CHRISTINE ROMANS, CNN BUSINESS CORRESPONDENT: You know, it means that if you've got a stock investment, if you've got a 401(k) and stocks in it, you're doing better. I mean, the S&P 500 is up 8 percent just this year. The stocks portion of your 401(k) retirement probably most reflects the S&P 500.

Look, everyone is saying what the case to keep buying stocks. Here's the case to buy stocks, right? The Fed is still pumping money into the system.

You've heard me say this, TINA investing, "There Is No Alternative". A lot of investment gurus are saying you've got to ride the stock market wave while it's here. We have corporate profits. We have $1.7 trillion in cash.

Companies are making money. They have money in the bank. They're not necessarily hiring, but they're making money, there's money in the bank and stocks are still considered a fair value.

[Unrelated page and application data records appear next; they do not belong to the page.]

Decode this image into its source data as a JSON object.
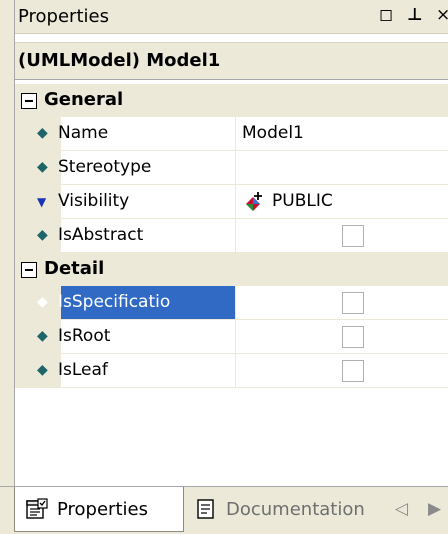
{
  "panel": {
    "title": "Properties",
    "buttons": {
      "float": "◻",
      "pin": "⊥",
      "close": "×"
    }
  },
  "object_title": "(UMLModel) Model1",
  "categories": [
    {
      "label": "General",
      "rows": [
        {
          "icon": "diamond-icon",
          "name": "Name",
          "value": "Model1"
        },
        {
          "icon": "diamond-icon",
          "name": "Stereotype",
          "value": ""
        },
        {
          "icon": "triangle-down-icon",
          "name": "Visibility",
          "value": "PUBLIC"
        },
        {
          "icon": "diamond-icon",
          "name": "IsAbstract",
          "value": "unchecked"
        }
      ]
    },
    {
      "label": "Detail",
      "rows": [
        {
          "icon": "diamond-icon",
          "name": "IsSpecificatio",
          "value": "unchecked",
          "selected": true
        },
        {
          "icon": "diamond-icon",
          "name": "IsRoot",
          "value": "unchecked"
        },
        {
          "icon": "diamond-icon",
          "name": "IsLeaf",
          "value": "unchecked"
        }
      ]
    }
  ],
  "glyphs": {
    "diamond": "◆",
    "triangle": "▼",
    "prev": "◁",
    "next": "▶"
  },
  "tabs": [
    {
      "label": "Properties",
      "active": true
    },
    {
      "label": "Documentation",
      "active": false
    }
  ],
  "colors": {
    "selection": "#316ac5",
    "chrome": "#ece9d8"
  }
}
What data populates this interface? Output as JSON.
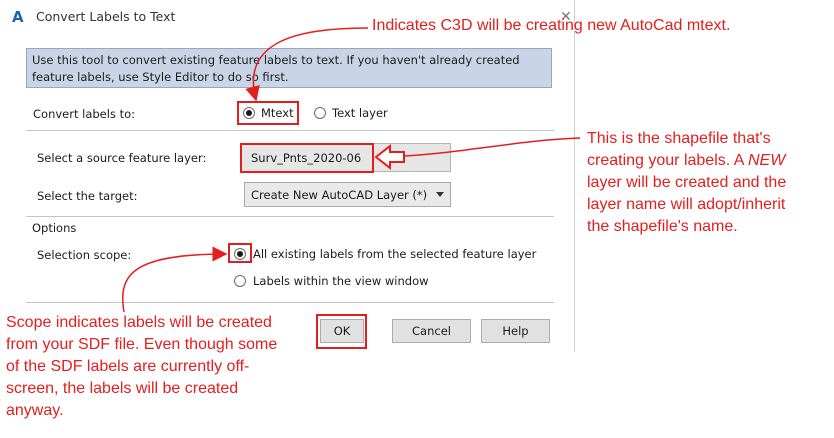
{
  "window": {
    "title": "Convert Labels to Text",
    "close_glyph": "✕"
  },
  "info_text": "Use this tool to convert existing feature labels to text.  If you haven't already created feature labels, use Style Editor to do so first.",
  "convert": {
    "label": "Convert labels to:",
    "option_mtext": "Mtext",
    "option_textlayer": "Text layer",
    "selected": "Mtext"
  },
  "source_layer": {
    "label": "Select a source feature layer:",
    "value": "Surv_Pnts_2020-06"
  },
  "target": {
    "label": "Select the target:",
    "value": "Create New AutoCAD Layer (*)"
  },
  "options": {
    "section_label": "Options",
    "scope_label": "Selection scope:",
    "scope_all": "All existing labels from the selected feature layer",
    "scope_view": "Labels within the view window",
    "selected": "all"
  },
  "buttons": {
    "ok": "OK",
    "cancel": "Cancel",
    "help": "Help"
  },
  "annotations": {
    "top": "Indicates C3D will be creating new AutoCad mtext.",
    "right_1": "This is the shapefile that's",
    "right_2_pre": "creating your labels. A ",
    "right_2_em": "NEW",
    "right_3": "layer will be created and the",
    "right_4": "layer name will adopt/inherit",
    "right_5": "the shapefile's name.",
    "left_1": "Scope indicates labels will be created",
    "left_2": "from your SDF file. Even though some",
    "left_3": "of the SDF labels are currently off-",
    "left_4": "screen, the labels will be created",
    "left_5": "anyway."
  },
  "colors": {
    "annotation_red": "#e41e1e",
    "info_bg": "#c9d5e6",
    "app_icon_blue": "#1a63b5"
  }
}
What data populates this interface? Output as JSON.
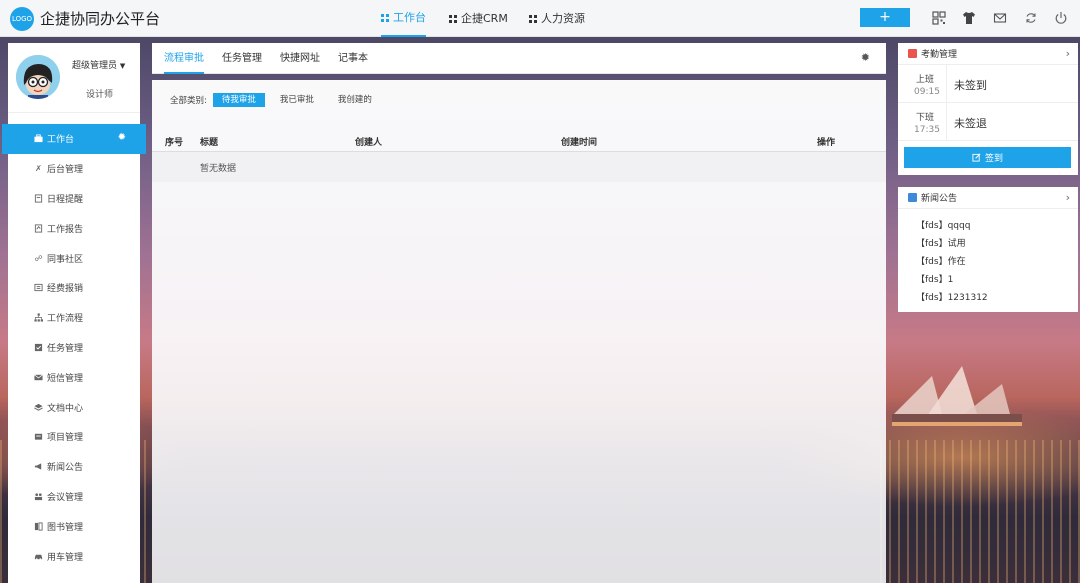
{
  "header": {
    "logo_text": "LOGO",
    "app_title": "企捷协同办公平台",
    "nav": [
      {
        "label": "工作台"
      },
      {
        "label": "企捷CRM"
      },
      {
        "label": "人力资源"
      }
    ],
    "add_label": "+"
  },
  "profile": {
    "username": "超级管理员",
    "role": "设计师"
  },
  "sidebar": {
    "items": [
      {
        "label": "工作台",
        "icon": "briefcase-icon"
      },
      {
        "label": "后台管理",
        "icon": "tools-icon"
      },
      {
        "label": "日程提醒",
        "icon": "calendar-icon"
      },
      {
        "label": "工作报告",
        "icon": "report-icon"
      },
      {
        "label": "同事社区",
        "icon": "community-icon"
      },
      {
        "label": "经费报销",
        "icon": "expense-icon"
      },
      {
        "label": "工作流程",
        "icon": "flow-icon"
      },
      {
        "label": "任务管理",
        "icon": "task-icon"
      },
      {
        "label": "短信管理",
        "icon": "mail-icon"
      },
      {
        "label": "文档中心",
        "icon": "layers-icon"
      },
      {
        "label": "项目管理",
        "icon": "project-icon"
      },
      {
        "label": "新闻公告",
        "icon": "megaphone-icon"
      },
      {
        "label": "会议管理",
        "icon": "meeting-icon"
      },
      {
        "label": "图书管理",
        "icon": "book-icon"
      },
      {
        "label": "用车管理",
        "icon": "car-icon"
      }
    ]
  },
  "main": {
    "tabs": [
      {
        "label": "流程审批"
      },
      {
        "label": "任务管理"
      },
      {
        "label": "快捷网址"
      },
      {
        "label": "记事本"
      }
    ],
    "filter": {
      "label": "全部类别:",
      "options": [
        {
          "label": "待我审批"
        },
        {
          "label": "我已审批"
        },
        {
          "label": "我创建的"
        }
      ]
    },
    "table": {
      "columns": [
        "序号",
        "标题",
        "创建人",
        "创建时间",
        "操作"
      ],
      "empty_text": "暂无数据"
    }
  },
  "attendance": {
    "title": "考勤管理",
    "rows": [
      {
        "label": "上班",
        "time": "09:15",
        "status": "未签到"
      },
      {
        "label": "下班",
        "time": "17:35",
        "status": "未签退"
      }
    ],
    "button": "签到"
  },
  "news": {
    "title": "新闻公告",
    "items": [
      "【fds】qqqq",
      "【fds】试用",
      "【fds】作在",
      "【fds】1",
      "【fds】1231312"
    ]
  },
  "colors": {
    "accent": "#1ea3e8",
    "attendance_icon": "#e8554e",
    "news_icon": "#3c8ad8"
  }
}
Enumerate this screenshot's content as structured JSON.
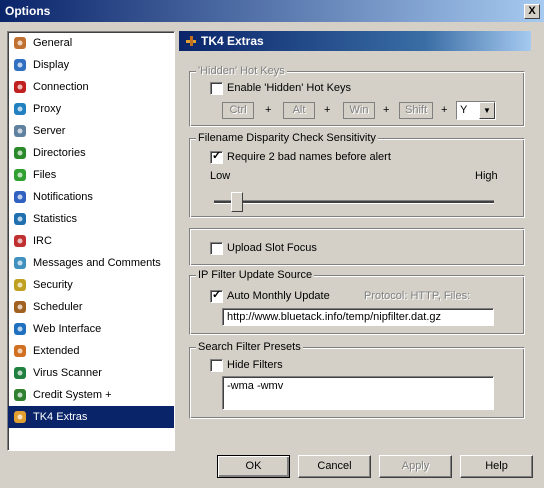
{
  "window": {
    "title": "Options",
    "close_glyph": "X"
  },
  "sidebar": {
    "items": [
      {
        "label": "General",
        "icon": "gear-icon",
        "color": "#c07030"
      },
      {
        "label": "Display",
        "icon": "monitor-icon",
        "color": "#3070c0"
      },
      {
        "label": "Connection",
        "icon": "plug-icon",
        "color": "#c02020"
      },
      {
        "label": "Proxy",
        "icon": "globe-icon",
        "color": "#2080c0"
      },
      {
        "label": "Server",
        "icon": "server-icon",
        "color": "#6080a0"
      },
      {
        "label": "Directories",
        "icon": "folder-icon",
        "color": "#2a8a2a"
      },
      {
        "label": "Files",
        "icon": "files-icon",
        "color": "#30a030"
      },
      {
        "label": "Notifications",
        "icon": "bell-icon",
        "color": "#3060c0"
      },
      {
        "label": "Statistics",
        "icon": "chart-icon",
        "color": "#2070b0"
      },
      {
        "label": "IRC",
        "icon": "irc-icon",
        "color": "#c03030"
      },
      {
        "label": "Messages and Comments",
        "icon": "message-icon",
        "color": "#4090c0"
      },
      {
        "label": "Security",
        "icon": "lock-icon",
        "color": "#c0a020"
      },
      {
        "label": "Scheduler",
        "icon": "calendar-icon",
        "color": "#a06020"
      },
      {
        "label": "Web Interface",
        "icon": "web-icon",
        "color": "#2070c0"
      },
      {
        "label": "Extended",
        "icon": "puzzle-icon",
        "color": "#d07020"
      },
      {
        "label": "Virus Scanner",
        "icon": "shield-icon",
        "color": "#208040"
      },
      {
        "label": "Credit System +",
        "icon": "credit-icon",
        "color": "#308030"
      },
      {
        "label": "TK4 Extras",
        "icon": "tools-icon",
        "color": "#e0a030"
      }
    ]
  },
  "panel": {
    "title": "TK4 Extras",
    "hotkeys": {
      "legend": "'Hidden' Hot Keys",
      "enable_label": "Enable 'Hidden' Hot Keys",
      "keys": [
        "Ctrl",
        "Alt",
        "Win",
        "Shift"
      ],
      "plus": "+",
      "letter_value": "Y"
    },
    "disparity": {
      "legend": "Filename Disparity Check Sensitivity",
      "require_label": "Require 2 bad names before alert",
      "low_label": "Low",
      "high_label": "High",
      "slider_fraction": 0.06
    },
    "upload": {
      "label": "Upload Slot Focus"
    },
    "ipfilter": {
      "legend": "IP Filter Update Source",
      "auto_label": "Auto Monthly Update",
      "protocol_text": "Protocol: HTTP, Files:",
      "url": "http://www.bluetack.info/temp/nipfilter.dat.gz"
    },
    "search": {
      "legend": "Search Filter Presets",
      "hide_label": "Hide Filters",
      "filters_text": "-wma -wmv"
    }
  },
  "buttons": {
    "ok": "OK",
    "cancel": "Cancel",
    "apply": "Apply",
    "help": "Help"
  }
}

When you look at what we call price-to-earnings ratios, they don't look overly expensive when you look at a lot of these different gauges.

So, what's the case against buying stocks here, because there are hedge fund managers who are saying this thing is ripe to start falling and they're actually making bets against it. You've got Europe's recession. You've got debt theatrics in Washington. Something goes poorly there, you could start sending interest rates up in this country, and would make stocks a less attractive investment.

You've got a strapped American consumer. How much longer can corporate profits doing so well, but you're not having good job growth. And you could have just good old-fashioned profit taking. People who look at how far you've come over the past year, 14 percent for the S&P 500.

They say you know what? I think stocks could still go up. I don't know when they're going to turn around, but I'm going to take some of my money off the table and that could be one reason why you see a decline in the stock market. I mean, that's a pretty fairly balanced, do you buy, do you not buy here?

And, you know, we just don't know. If I knew what would happen next in stocks, I would be on some awesome island in the South Pacific.

BERMAN: But we're glad you're not. We're glad you're here with us to tell us what's the one thing we need to know about our money?

ROMANS: So, the only thing you can do is rebalance. You've got to make sure that you rebalance. I suggest and write that you rebalance your portfolio every quarter.

What does that mean? That means you make sure you have the right percentage of stocks, bonds, cash and alternative investments. Stocks have gone up for so long, maybe you have too much stock part in your portfolio, you need to trim that down a little bit and buy some of the other things at lower prices to balance it out, rebalance. Do it every quarter I say.

If you rebalance less than you go to the dentist, you're in trouble.


SAMBOLIN: All right, thank you.

ROMANS: Do you go to the dentist?

BERMAN: I'm trying to think about that. No, I haven't been in a long time.

ROMANS: Do you rebalance more than you go to the dentist?

BERMAN: I don't really -- I'm going to do both, I promise. Starting now, I'm going to do both.

SAMBOLIN: He's not going to the dentist, read between the lines. There lies the problem.

BERMAN: Thank you, Christine.

ROMANS: You have very nice teeth.

BERMAN: Thank you very much. I appreciate it.

Twenty-six minutes after the hour.

And back to business, Mitt Romney has accepted a new job. We will have the details on this new gig coming up next.

SAMBOLIN: Did you see his mind, working, working. It's like, oh, dentist, money, dentist, money --